What were you doing in the summer of '62 (providing, of course, that you were already alive back then)?
Odds are you went to the movies fairly frequently over summer vacation. This was an era when lots of folk didn’t yet have air conditioning (or, typically, just a window unit in mom and dad’s room), and movie theaters provided relief from the heat and humidity.
No doubt many bought tickets not really caring what movies they saw ... just as long as they got to spend a few hours in the coolness.
But as it turned out, 1962 was a pretty good time to be going to the movies.
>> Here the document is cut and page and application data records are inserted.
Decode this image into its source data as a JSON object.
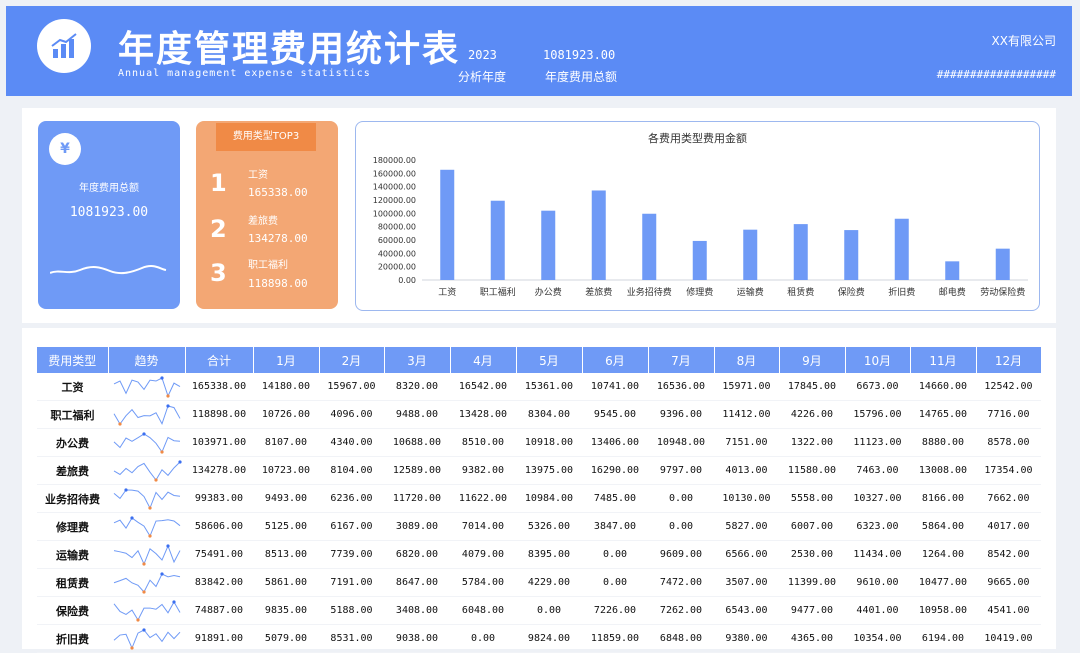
{
  "header": {
    "title": "年度管理费用统计表",
    "subtitle": "Annual management expense statistics",
    "year_value": "2023",
    "year_label": "分析年度",
    "total_value": "1081923.00",
    "total_label": "年度费用总额",
    "company": "XX有限公司",
    "hash_text": "##################"
  },
  "summary_card": {
    "icon": "receipt-icon",
    "label": "年度费用总额",
    "value": "1081923.00"
  },
  "top3": {
    "title": "费用类型TOP3",
    "items": [
      {
        "rank": "1",
        "name": "工资",
        "value": "165338.00"
      },
      {
        "rank": "2",
        "name": "差旅费",
        "value": "134278.00"
      },
      {
        "rank": "3",
        "name": "职工福利",
        "value": "118898.00"
      }
    ]
  },
  "chart_data": {
    "type": "bar",
    "title": "各费用类型费用金额",
    "categories": [
      "工资",
      "职工福利",
      "办公费",
      "差旅费",
      "业务招待费",
      "修理费",
      "运输费",
      "租赁费",
      "保险费",
      "折旧费",
      "邮电费",
      "劳动保险费"
    ],
    "values": [
      165338,
      118898,
      103971,
      134278,
      99383,
      58606,
      75491,
      83842,
      74887,
      91891,
      28000,
      47000
    ],
    "ylim": [
      0,
      180000
    ],
    "yticks": [
      "0.00",
      "20000.00",
      "40000.00",
      "60000.00",
      "80000.00",
      "100000.00",
      "120000.00",
      "140000.00",
      "160000.00",
      "180000.00"
    ],
    "color": "#6f9af6",
    "grid": false
  },
  "table": {
    "headers": [
      "费用类型",
      "趋势",
      "合计",
      "1月",
      "2月",
      "3月",
      "4月",
      "5月",
      "6月",
      "7月",
      "8月",
      "9月",
      "10月",
      "11月",
      "12月"
    ],
    "rows": [
      {
        "type": "工资",
        "total": "165338.00",
        "months": [
          "14180.00",
          "15967.00",
          "8320.00",
          "16542.00",
          "15361.00",
          "10741.00",
          "16536.00",
          "15971.00",
          "17845.00",
          "6673.00",
          "14660.00",
          "12542.00"
        ],
        "trend": [
          14180,
          15967,
          8320,
          16542,
          15361,
          10741,
          16536,
          15971,
          17845,
          6673,
          14660,
          12542
        ]
      },
      {
        "type": "职工福利",
        "total": "118898.00",
        "months": [
          "10726.00",
          "4096.00",
          "9488.00",
          "13428.00",
          "8304.00",
          "9545.00",
          "9396.00",
          "11412.00",
          "4226.00",
          "15796.00",
          "14765.00",
          "7716.00"
        ],
        "trend": [
          10726,
          4096,
          9488,
          13428,
          8304,
          9545,
          9396,
          11412,
          4226,
          15796,
          14765,
          7716
        ]
      },
      {
        "type": "办公费",
        "total": "103971.00",
        "months": [
          "8107.00",
          "4340.00",
          "10688.00",
          "8510.00",
          "10918.00",
          "13406.00",
          "10948.00",
          "7151.00",
          "1322.00",
          "11123.00",
          "8880.00",
          "8578.00"
        ],
        "trend": [
          8107,
          4340,
          10688,
          8510,
          10918,
          13406,
          10948,
          7151,
          1322,
          11123,
          8880,
          8578
        ]
      },
      {
        "type": "差旅费",
        "total": "134278.00",
        "months": [
          "10723.00",
          "8104.00",
          "12589.00",
          "9382.00",
          "13975.00",
          "16290.00",
          "9797.00",
          "4013.00",
          "11580.00",
          "7463.00",
          "13008.00",
          "17354.00"
        ],
        "trend": [
          10723,
          8104,
          12589,
          9382,
          13975,
          16290,
          9797,
          4013,
          11580,
          7463,
          13008,
          17354
        ]
      },
      {
        "type": "业务招待费",
        "total": "99383.00",
        "months": [
          "9493.00",
          "6236.00",
          "11720.00",
          "11622.00",
          "10984.00",
          "7485.00",
          "0.00",
          "10130.00",
          "5558.00",
          "10327.00",
          "8166.00",
          "7662.00"
        ],
        "trend": [
          9493,
          6236,
          11720,
          11622,
          10984,
          7485,
          0,
          10130,
          5558,
          10327,
          8166,
          7662
        ]
      },
      {
        "type": "修理费",
        "total": "58606.00",
        "months": [
          "5125.00",
          "6167.00",
          "3089.00",
          "7014.00",
          "5326.00",
          "3847.00",
          "0.00",
          "5827.00",
          "6007.00",
          "6323.00",
          "5864.00",
          "4017.00"
        ],
        "trend": [
          5125,
          6167,
          3089,
          7014,
          5326,
          3847,
          0,
          5827,
          6007,
          6323,
          5864,
          4017
        ]
      },
      {
        "type": "运输费",
        "total": "75491.00",
        "months": [
          "8513.00",
          "7739.00",
          "6820.00",
          "4079.00",
          "8395.00",
          "0.00",
          "9609.00",
          "6566.00",
          "2530.00",
          "11434.00",
          "1264.00",
          "8542.00"
        ],
        "trend": [
          8513,
          7739,
          6820,
          4079,
          8395,
          0,
          9609,
          6566,
          2530,
          11434,
          1264,
          8542
        ]
      },
      {
        "type": "租赁费",
        "total": "83842.00",
        "months": [
          "5861.00",
          "7191.00",
          "8647.00",
          "5784.00",
          "4229.00",
          "0.00",
          "7472.00",
          "3507.00",
          "11399.00",
          "9610.00",
          "10477.00",
          "9665.00"
        ],
        "trend": [
          5861,
          7191,
          8647,
          5784,
          4229,
          0,
          7472,
          3507,
          11399,
          9610,
          10477,
          9665
        ]
      },
      {
        "type": "保险费",
        "total": "74887.00",
        "months": [
          "9835.00",
          "5188.00",
          "3408.00",
          "6048.00",
          "0.00",
          "7226.00",
          "7262.00",
          "6543.00",
          "9477.00",
          "4401.00",
          "10958.00",
          "4541.00"
        ],
        "trend": [
          9835,
          5188,
          3408,
          6048,
          0,
          7226,
          7262,
          6543,
          9477,
          4401,
          10958,
          4541
        ]
      },
      {
        "type": "折旧费",
        "total": "91891.00",
        "months": [
          "5079.00",
          "8531.00",
          "9038.00",
          "0.00",
          "9824.00",
          "11859.00",
          "6848.00",
          "9380.00",
          "4365.00",
          "10354.00",
          "6194.00",
          "10419.00"
        ],
        "trend": [
          5079,
          8531,
          9038,
          0,
          9824,
          11859,
          6848,
          9380,
          4365,
          10354,
          6194,
          10419
        ]
      }
    ]
  }
}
That was the year David Lean’s Lawrence of Arabia (widely hailed as one of the best movies ever) was released. It also topped the year’s box office with ticket sales of $37.4 million.
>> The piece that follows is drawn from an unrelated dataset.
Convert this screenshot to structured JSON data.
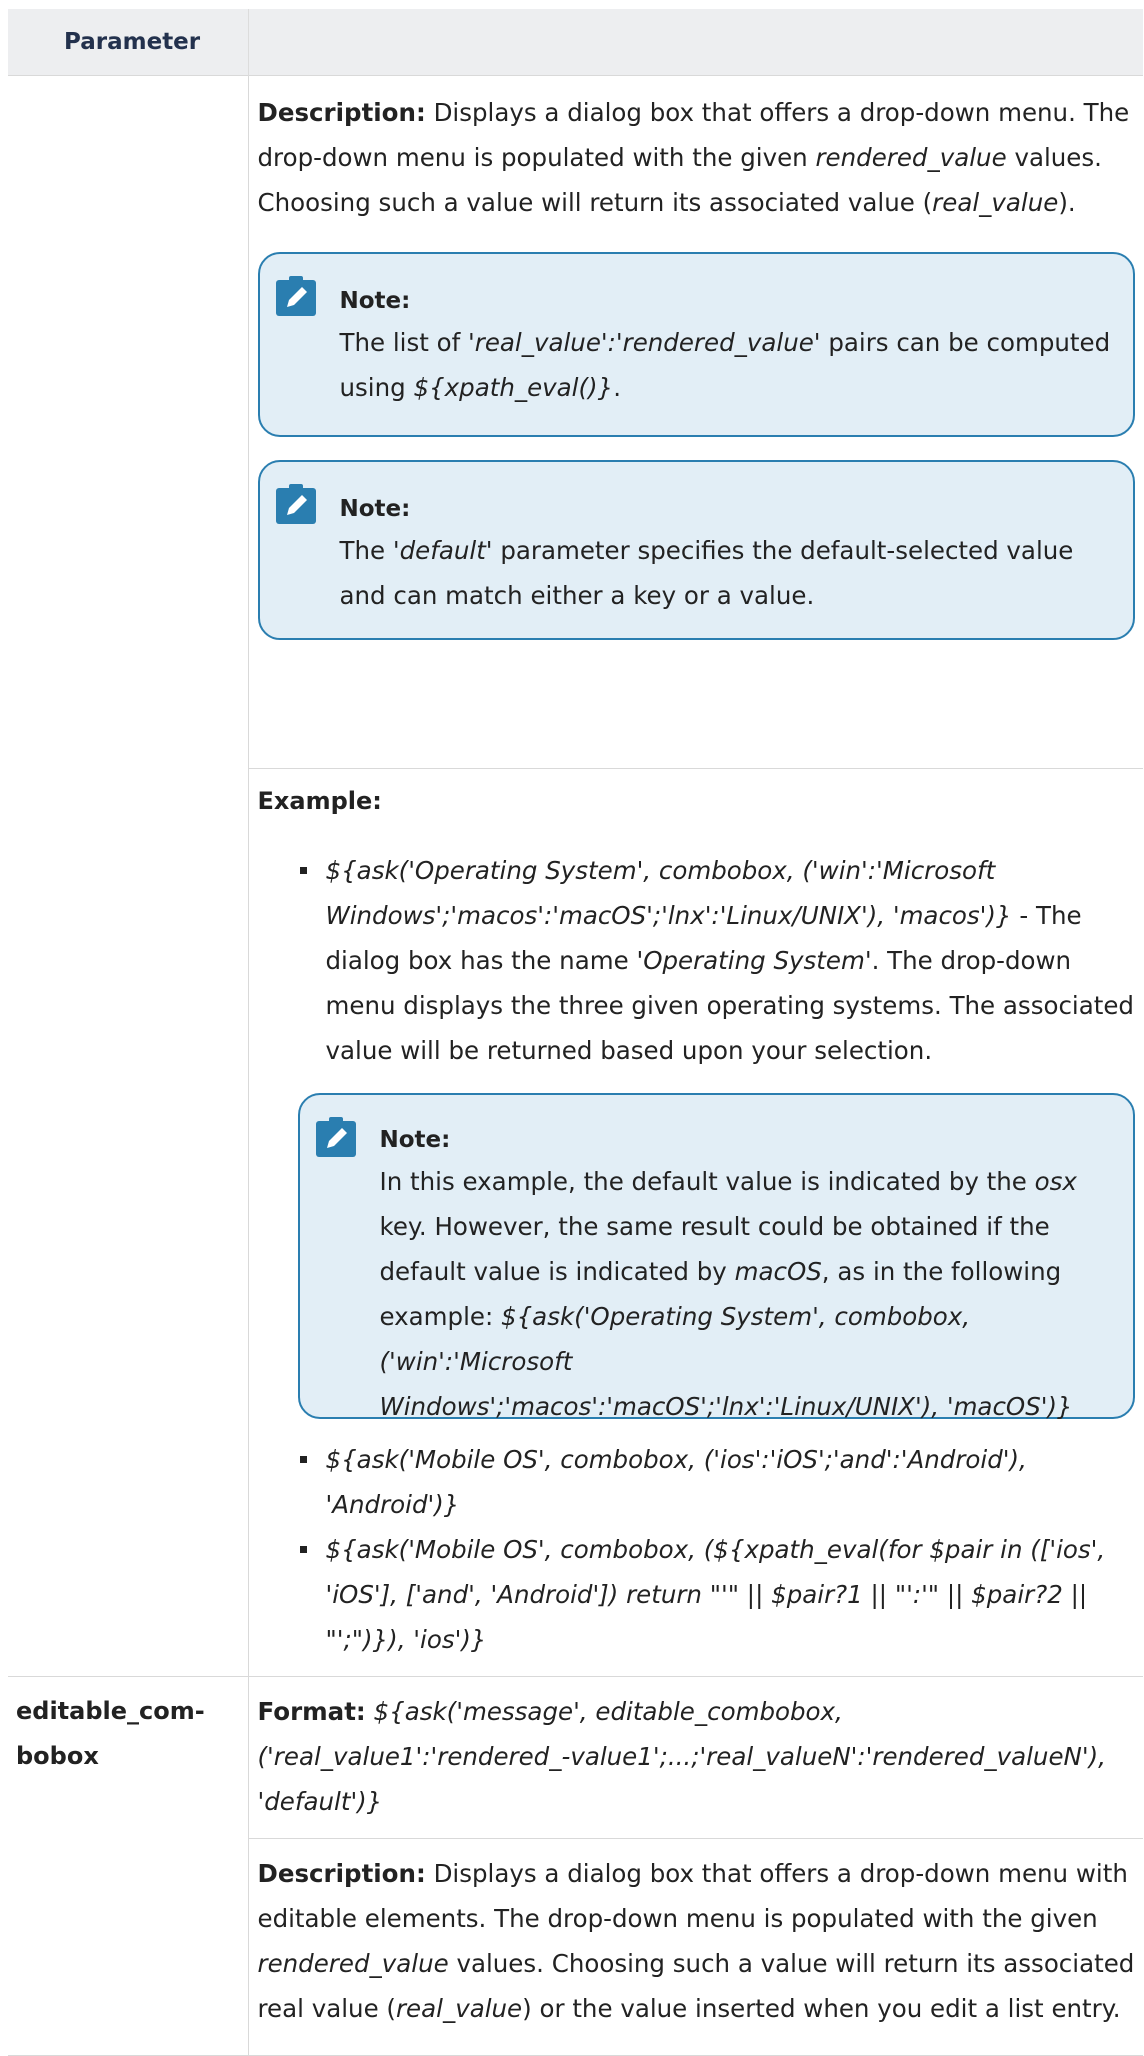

Another blockbuster epic was The Longest Day, a faithful recreation of the D-Day invasion.
The library’s film series The Summer of '62, presented on Saturdays in July at 1:30 p.m. in the Stanley H. Durwood Film Vault of the Central Library, 14 W. 10th St., offers four movies you could have seen 50 years ago.
Admission is free. So come on in out of the heat.
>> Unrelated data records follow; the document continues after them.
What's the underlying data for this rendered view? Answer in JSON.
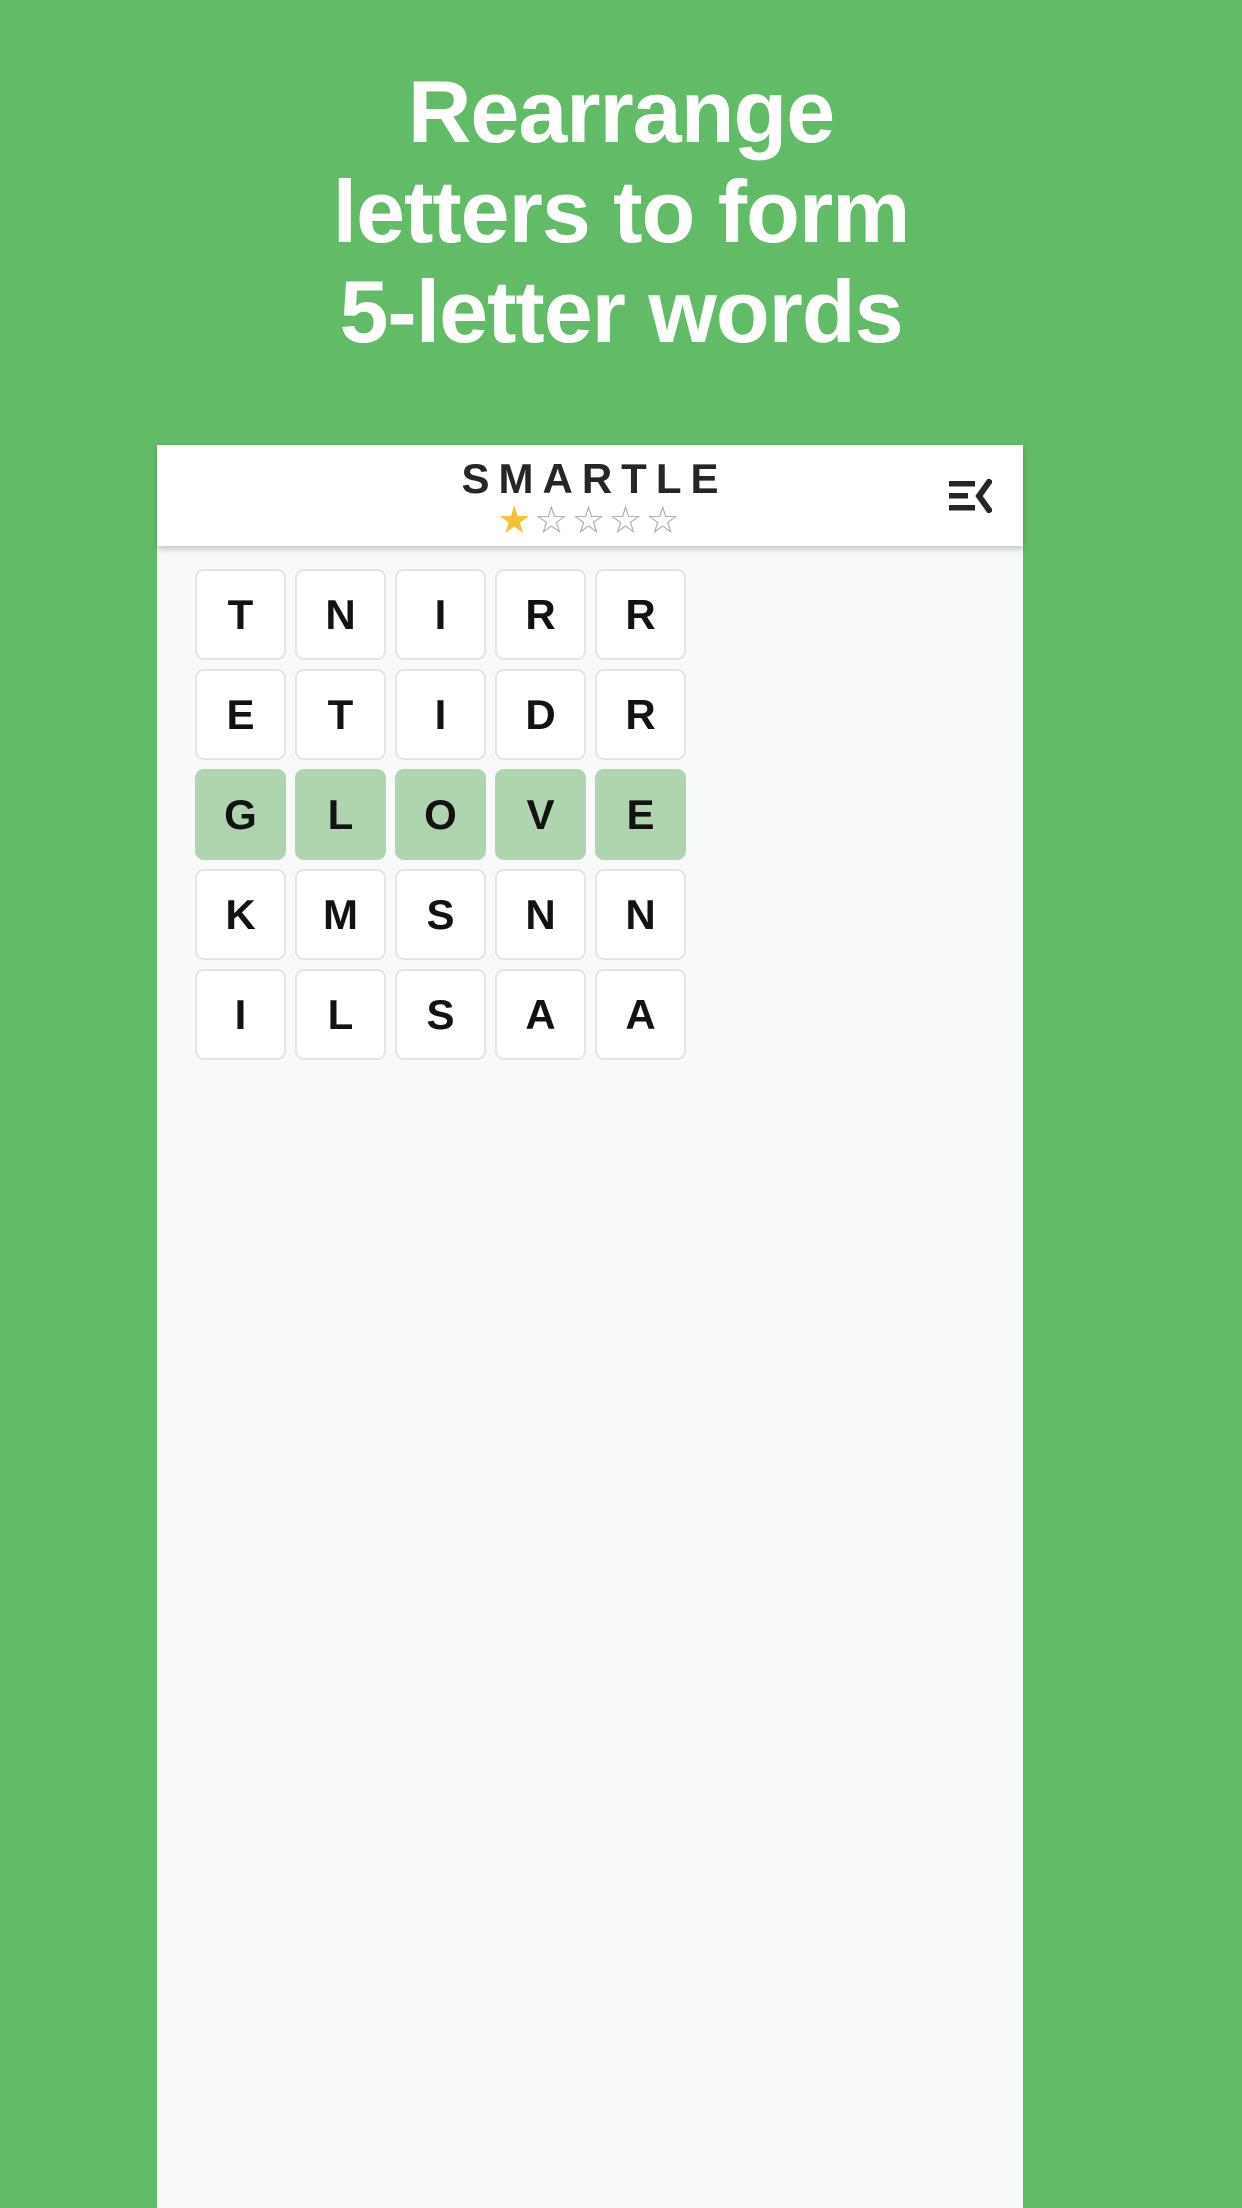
{
  "promo": {
    "lines": [
      "Rearrange",
      "letters to form",
      "5-letter words"
    ],
    "background_color": "#62bb66",
    "text_color": "#ffffff"
  },
  "app": {
    "header": {
      "brand_title": "SMARTLE",
      "rating": {
        "value": 1,
        "max": 5,
        "filled_glyph": "★",
        "empty_glyph": "☆",
        "filled_color": "#f5c036",
        "empty_color": "#a8a8a8"
      },
      "menu_button_label": "menu-fold"
    },
    "board": {
      "columns": 5,
      "rows": 5,
      "solved_row_color": "#aed5ae",
      "tile_color": "#ffffff",
      "tile_border_color": "#e3e3e3",
      "grid": [
        {
          "letters": [
            "T",
            "N",
            "I",
            "R",
            "R"
          ],
          "solved": false
        },
        {
          "letters": [
            "E",
            "T",
            "I",
            "D",
            "R"
          ],
          "solved": false
        },
        {
          "letters": [
            "G",
            "L",
            "O",
            "V",
            "E"
          ],
          "solved": true
        },
        {
          "letters": [
            "K",
            "M",
            "S",
            "N",
            "N"
          ],
          "solved": false
        },
        {
          "letters": [
            "I",
            "L",
            "S",
            "A",
            "A"
          ],
          "solved": false
        }
      ]
    }
  }
}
The Music Man (1962) on July 7
Meredith Wilson’s Broadway musical sensation comes to the screen with Robert Preston reprising his role as turn-of-the-century con man Harold Hill, bent on selling musical instruments to the citizens of tiny River City, Iowa. Shirley Jones and Buddy Hackett co-star in this perennial “76 Trombones” favorite. Unrated. 151 minutes
That Touch of Mink (1962) on July 14
Businessman Cary Grant wants to mess around, but nice girl Doris Day is saving herself for marriage. Yes, folks, once upon a time things like this really happened. Delbert Mann directs. Unrated. 99 minutes
Ride the High Country (1962) on July 21
In the late ‘50s Sam Peckinpah was known as a TV director, but after this poetic Western hit the big screen he earned a rep as one of Hollywood’s most promising filmmakers. Two aging ex-lawmen (Joel McRae, Randolph Scott...both of whom had been Western stars in the ’30s and ‘40s) sign on to guard a shipment of gold. One is incorruptible; the other wants to steal their cargo. Unrated. 94 minutes
Birdman of Alcatraz (1962) on July 28
Burt Lancaster earned an Oscar nomination for his performance as the real-life Robert Stroud, a convicted murderer who while in prison (mostly in Leavenworth) became an expert on bird diseases. With Karl Malden and Thelma Ritter; directed by John Frankenheimer. Unrated. 147 minutes
Free parking is available at the Library District Parking Garage at 10th & Baltimore.
About the Author
Robert W. Butler is a lifelong Kansas City area resident, a graduate of Shawnee Mission East High School and the William Allen White School of Journalism at the University of Kansas. For several decades he was the movie editor of the Kansas City Star; he now writes a movie-themed blog at butlerscinemascene.com. He joined the Library's Public Affairs team in 2012.